### PROBLEM DETAILS
When a line in the listing below contains the word "times", return a copy of that line.

┌─ ENTRIES SUPPLIED

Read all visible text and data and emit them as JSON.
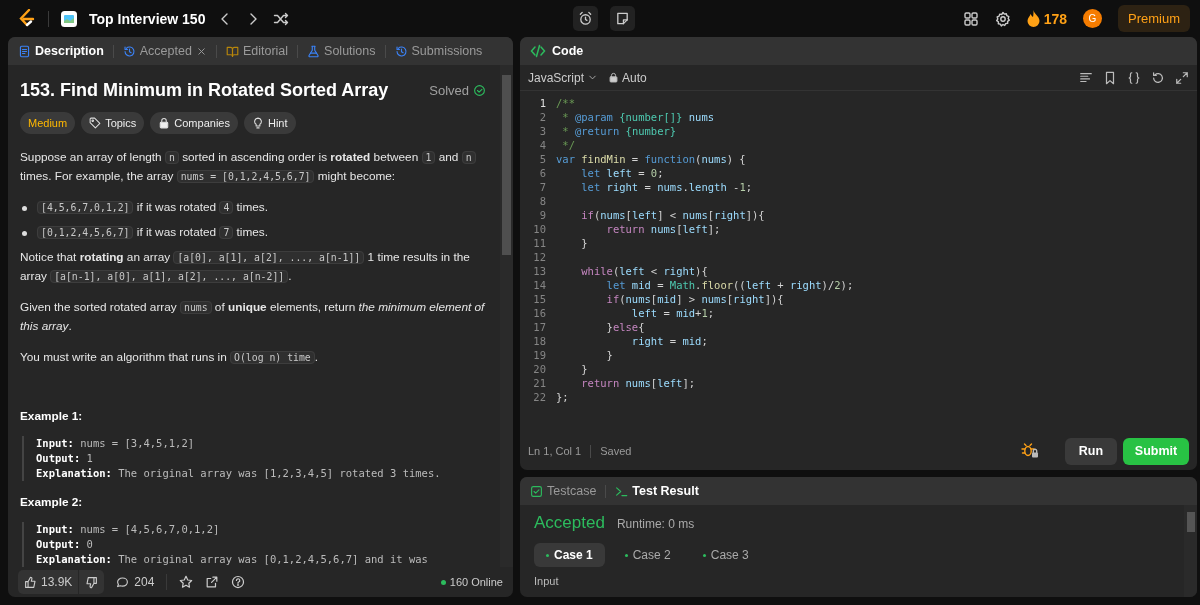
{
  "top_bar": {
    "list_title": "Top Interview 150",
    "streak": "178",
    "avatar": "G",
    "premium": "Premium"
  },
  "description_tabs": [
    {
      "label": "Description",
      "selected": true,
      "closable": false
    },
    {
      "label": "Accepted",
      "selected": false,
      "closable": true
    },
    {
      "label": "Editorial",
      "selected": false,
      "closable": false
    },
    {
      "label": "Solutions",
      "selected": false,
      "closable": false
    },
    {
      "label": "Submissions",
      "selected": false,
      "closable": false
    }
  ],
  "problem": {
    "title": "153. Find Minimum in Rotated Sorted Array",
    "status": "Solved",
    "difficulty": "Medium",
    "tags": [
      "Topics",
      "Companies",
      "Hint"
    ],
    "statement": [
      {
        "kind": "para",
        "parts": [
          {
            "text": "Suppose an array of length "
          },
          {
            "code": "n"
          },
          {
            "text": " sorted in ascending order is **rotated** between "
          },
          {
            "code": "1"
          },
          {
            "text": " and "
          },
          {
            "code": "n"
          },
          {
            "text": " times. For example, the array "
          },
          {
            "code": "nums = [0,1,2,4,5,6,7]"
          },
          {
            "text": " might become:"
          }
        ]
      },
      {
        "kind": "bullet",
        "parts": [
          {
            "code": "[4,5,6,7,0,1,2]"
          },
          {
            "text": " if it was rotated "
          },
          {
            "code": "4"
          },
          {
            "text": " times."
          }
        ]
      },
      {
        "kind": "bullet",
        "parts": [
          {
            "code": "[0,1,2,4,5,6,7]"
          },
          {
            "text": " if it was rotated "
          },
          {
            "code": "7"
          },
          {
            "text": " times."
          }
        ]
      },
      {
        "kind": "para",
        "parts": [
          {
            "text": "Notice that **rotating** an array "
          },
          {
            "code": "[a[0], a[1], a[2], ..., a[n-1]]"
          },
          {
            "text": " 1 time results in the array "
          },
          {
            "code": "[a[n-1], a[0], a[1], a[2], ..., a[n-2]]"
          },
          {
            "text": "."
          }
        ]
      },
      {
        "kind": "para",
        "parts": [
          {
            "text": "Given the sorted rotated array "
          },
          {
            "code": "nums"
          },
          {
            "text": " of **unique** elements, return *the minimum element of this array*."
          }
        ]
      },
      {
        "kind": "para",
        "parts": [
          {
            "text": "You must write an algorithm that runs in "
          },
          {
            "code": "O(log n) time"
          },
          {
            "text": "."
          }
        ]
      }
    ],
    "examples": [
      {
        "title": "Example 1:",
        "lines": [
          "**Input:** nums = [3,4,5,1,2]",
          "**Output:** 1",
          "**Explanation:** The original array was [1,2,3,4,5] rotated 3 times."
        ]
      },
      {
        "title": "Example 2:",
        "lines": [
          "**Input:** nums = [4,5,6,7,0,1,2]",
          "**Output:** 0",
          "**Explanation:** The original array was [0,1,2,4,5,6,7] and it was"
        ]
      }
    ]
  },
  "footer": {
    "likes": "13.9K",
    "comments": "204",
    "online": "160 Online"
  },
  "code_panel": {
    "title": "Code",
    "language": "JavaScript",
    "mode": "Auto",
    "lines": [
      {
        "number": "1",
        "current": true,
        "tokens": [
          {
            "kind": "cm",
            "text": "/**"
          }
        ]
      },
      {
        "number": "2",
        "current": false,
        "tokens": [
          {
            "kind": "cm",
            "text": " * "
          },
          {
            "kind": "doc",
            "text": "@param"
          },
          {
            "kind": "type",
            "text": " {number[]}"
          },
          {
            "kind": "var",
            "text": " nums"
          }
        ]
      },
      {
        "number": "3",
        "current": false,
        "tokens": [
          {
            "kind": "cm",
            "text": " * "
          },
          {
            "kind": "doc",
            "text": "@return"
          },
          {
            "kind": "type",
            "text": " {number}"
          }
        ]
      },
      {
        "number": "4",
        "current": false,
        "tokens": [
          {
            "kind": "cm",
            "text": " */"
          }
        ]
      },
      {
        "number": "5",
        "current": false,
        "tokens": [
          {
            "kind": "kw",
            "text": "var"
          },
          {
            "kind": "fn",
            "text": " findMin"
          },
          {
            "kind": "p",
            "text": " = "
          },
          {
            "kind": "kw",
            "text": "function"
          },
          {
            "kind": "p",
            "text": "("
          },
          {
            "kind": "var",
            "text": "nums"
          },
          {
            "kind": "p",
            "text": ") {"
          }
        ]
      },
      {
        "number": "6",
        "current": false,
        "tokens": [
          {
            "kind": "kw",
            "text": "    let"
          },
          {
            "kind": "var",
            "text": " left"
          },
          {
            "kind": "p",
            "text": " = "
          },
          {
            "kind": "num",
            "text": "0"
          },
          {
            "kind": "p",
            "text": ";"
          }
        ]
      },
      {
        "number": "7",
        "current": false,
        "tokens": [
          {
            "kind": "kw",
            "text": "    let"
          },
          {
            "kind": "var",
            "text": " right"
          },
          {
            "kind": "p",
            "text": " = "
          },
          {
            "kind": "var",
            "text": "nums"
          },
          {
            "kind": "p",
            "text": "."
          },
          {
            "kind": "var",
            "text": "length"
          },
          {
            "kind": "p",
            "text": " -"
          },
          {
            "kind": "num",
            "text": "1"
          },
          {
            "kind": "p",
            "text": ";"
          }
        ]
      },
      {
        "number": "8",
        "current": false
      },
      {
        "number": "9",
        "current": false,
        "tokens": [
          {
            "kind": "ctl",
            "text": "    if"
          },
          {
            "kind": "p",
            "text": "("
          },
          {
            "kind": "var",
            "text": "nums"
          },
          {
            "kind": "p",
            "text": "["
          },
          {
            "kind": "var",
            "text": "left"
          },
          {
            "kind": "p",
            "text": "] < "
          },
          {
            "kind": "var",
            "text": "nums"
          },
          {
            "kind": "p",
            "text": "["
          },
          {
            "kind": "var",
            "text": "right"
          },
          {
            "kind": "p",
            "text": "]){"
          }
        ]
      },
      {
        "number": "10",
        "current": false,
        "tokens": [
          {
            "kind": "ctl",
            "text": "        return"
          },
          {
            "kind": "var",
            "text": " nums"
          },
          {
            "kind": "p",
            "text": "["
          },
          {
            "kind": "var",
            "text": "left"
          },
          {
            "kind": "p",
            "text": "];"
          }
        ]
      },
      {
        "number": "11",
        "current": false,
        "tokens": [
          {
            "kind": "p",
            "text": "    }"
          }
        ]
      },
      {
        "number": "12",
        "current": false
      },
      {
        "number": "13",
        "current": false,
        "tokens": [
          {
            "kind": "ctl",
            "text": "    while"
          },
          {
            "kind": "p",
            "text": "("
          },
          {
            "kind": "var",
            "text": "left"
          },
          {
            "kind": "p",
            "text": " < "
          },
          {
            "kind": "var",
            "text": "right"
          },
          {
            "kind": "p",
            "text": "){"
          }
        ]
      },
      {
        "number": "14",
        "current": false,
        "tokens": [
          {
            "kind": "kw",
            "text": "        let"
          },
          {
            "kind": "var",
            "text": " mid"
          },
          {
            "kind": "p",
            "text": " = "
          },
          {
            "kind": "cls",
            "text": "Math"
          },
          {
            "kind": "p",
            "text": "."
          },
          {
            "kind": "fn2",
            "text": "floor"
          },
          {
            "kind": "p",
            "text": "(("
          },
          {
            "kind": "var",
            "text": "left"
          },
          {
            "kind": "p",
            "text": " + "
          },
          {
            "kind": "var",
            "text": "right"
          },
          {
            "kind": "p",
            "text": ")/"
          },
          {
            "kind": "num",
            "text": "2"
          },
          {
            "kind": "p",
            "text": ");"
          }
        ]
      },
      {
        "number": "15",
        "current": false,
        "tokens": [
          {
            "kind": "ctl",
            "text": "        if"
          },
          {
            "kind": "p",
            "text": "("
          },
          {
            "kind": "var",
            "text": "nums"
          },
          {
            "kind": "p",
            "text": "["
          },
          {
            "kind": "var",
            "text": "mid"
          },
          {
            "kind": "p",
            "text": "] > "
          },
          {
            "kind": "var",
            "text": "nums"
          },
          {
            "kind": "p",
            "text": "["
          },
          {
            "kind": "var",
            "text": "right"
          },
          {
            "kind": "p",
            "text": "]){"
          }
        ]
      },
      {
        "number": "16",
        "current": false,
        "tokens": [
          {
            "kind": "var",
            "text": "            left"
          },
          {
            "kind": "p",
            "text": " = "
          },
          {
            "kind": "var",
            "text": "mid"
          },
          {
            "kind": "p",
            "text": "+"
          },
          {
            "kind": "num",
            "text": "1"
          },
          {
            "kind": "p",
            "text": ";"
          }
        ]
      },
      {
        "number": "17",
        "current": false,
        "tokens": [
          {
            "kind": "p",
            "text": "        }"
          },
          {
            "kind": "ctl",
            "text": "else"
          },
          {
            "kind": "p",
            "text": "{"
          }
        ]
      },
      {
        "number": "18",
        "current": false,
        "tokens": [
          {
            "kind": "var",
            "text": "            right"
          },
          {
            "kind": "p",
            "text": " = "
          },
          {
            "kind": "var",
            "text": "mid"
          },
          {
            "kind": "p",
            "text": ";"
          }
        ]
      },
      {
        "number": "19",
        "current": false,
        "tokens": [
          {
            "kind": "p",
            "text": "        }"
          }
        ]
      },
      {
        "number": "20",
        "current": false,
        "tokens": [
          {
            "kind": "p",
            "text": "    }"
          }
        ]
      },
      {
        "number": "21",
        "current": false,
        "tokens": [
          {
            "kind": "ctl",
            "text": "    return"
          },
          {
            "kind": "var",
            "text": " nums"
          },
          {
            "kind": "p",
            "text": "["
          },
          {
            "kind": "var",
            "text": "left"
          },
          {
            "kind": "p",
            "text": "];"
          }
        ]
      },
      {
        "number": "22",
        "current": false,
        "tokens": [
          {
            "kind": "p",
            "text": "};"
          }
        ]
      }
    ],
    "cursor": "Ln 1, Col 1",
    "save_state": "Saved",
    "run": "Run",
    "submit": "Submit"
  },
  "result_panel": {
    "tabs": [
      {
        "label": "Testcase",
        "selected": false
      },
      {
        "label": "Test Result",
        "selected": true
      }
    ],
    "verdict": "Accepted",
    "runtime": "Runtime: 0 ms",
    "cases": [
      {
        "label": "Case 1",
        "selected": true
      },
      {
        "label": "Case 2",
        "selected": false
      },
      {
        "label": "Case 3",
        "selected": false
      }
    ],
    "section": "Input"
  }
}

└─
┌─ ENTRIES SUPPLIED

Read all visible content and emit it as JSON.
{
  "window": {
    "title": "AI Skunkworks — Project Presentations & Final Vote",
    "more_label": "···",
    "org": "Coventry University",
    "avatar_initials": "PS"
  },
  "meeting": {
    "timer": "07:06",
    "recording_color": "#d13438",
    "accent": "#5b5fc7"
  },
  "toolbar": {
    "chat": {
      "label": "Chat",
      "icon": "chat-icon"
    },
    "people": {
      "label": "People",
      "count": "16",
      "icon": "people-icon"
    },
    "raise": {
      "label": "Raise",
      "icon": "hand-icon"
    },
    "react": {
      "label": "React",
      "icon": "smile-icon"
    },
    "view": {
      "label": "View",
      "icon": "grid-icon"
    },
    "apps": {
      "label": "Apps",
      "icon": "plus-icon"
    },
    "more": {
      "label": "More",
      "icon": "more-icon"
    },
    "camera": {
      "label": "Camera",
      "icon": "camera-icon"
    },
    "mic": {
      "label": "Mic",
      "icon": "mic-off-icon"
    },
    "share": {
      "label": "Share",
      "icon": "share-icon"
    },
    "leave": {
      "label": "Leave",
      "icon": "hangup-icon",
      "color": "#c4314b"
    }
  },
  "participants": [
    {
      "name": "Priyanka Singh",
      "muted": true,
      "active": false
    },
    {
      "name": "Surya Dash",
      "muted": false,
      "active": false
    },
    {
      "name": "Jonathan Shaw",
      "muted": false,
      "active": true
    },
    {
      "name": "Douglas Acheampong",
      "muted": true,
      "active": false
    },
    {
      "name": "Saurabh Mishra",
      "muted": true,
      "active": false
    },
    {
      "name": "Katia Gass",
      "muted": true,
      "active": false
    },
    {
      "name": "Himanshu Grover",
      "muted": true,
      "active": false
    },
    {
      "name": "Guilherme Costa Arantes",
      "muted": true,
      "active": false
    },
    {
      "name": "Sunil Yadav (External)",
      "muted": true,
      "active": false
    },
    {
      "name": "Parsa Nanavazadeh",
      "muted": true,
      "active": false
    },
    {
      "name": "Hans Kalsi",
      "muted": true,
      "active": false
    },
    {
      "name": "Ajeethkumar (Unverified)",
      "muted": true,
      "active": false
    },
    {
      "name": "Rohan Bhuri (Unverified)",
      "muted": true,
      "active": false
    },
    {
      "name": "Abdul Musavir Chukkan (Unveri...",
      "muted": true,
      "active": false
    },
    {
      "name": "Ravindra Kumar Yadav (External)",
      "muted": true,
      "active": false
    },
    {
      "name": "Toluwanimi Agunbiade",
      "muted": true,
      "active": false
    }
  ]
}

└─
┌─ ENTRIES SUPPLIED

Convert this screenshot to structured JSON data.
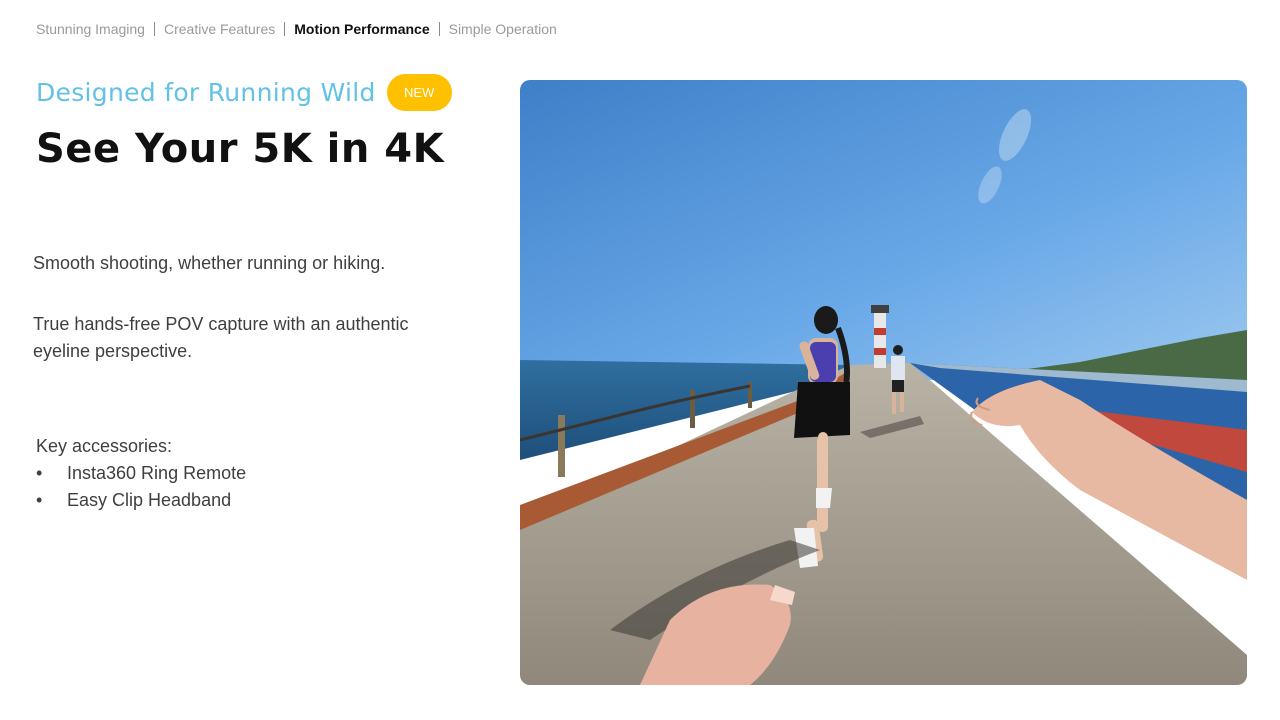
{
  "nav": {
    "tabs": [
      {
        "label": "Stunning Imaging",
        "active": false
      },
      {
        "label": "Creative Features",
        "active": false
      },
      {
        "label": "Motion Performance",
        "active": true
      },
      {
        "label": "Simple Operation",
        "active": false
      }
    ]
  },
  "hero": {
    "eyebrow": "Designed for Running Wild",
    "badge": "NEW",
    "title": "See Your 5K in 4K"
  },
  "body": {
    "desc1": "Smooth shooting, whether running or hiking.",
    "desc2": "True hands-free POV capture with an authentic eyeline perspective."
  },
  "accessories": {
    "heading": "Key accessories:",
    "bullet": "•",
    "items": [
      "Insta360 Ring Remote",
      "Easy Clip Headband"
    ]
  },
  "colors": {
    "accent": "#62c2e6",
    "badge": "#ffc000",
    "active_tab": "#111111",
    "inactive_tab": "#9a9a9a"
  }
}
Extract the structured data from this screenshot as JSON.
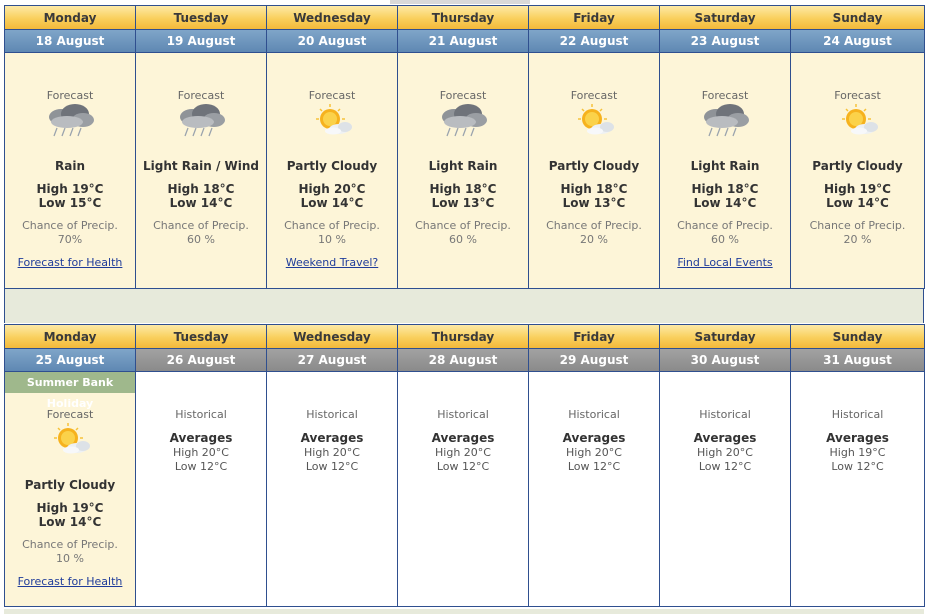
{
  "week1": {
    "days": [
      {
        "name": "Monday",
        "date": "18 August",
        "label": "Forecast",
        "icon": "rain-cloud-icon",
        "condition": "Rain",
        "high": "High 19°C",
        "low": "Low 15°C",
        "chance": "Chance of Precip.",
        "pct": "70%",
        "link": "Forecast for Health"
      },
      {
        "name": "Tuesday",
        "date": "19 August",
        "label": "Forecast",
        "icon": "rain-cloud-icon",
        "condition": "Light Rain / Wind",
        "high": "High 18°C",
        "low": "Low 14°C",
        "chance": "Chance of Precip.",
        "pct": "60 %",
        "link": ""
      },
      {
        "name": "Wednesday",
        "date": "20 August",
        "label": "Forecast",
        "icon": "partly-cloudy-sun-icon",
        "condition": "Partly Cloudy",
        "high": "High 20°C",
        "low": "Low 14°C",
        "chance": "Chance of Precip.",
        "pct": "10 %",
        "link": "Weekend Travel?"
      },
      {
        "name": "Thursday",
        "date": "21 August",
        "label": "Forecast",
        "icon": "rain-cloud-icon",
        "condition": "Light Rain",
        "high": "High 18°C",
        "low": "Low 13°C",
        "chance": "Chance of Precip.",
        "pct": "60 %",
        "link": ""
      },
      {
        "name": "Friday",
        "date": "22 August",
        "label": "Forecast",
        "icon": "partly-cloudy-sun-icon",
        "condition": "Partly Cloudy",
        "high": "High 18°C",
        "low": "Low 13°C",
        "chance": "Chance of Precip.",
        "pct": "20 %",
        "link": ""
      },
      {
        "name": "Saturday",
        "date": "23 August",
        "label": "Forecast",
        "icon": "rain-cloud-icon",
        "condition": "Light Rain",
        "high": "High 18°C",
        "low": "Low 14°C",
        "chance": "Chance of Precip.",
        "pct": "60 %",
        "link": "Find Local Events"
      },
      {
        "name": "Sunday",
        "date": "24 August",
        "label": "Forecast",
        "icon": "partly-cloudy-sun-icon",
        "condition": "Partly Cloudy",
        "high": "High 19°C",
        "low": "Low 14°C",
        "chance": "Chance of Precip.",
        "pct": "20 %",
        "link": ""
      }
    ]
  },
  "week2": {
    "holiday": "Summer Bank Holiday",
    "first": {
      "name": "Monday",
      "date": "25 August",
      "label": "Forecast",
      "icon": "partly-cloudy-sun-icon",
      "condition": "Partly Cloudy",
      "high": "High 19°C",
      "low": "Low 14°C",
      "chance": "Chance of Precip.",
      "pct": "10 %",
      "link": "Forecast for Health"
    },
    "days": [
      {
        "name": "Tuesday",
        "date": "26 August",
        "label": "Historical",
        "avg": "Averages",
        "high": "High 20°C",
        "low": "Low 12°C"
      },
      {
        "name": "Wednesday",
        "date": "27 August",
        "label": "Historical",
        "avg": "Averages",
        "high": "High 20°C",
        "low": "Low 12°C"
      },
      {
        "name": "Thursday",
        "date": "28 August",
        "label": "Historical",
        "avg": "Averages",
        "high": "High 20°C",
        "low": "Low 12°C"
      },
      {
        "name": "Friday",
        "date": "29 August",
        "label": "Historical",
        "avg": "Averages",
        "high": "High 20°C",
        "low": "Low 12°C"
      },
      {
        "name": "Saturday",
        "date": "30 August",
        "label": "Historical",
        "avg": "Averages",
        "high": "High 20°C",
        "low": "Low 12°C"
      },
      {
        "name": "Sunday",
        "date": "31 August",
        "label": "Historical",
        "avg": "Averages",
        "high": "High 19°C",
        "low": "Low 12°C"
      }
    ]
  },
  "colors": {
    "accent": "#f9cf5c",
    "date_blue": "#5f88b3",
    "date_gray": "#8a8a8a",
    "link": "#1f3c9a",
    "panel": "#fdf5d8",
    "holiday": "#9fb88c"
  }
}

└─

### WRITTEN RESPONSE
            "text": " times. For example, the array "
            "text": " times."
            "text": " times."
          "**Explanation:** The original array was [1,2,3,4,5] rotated 3 times."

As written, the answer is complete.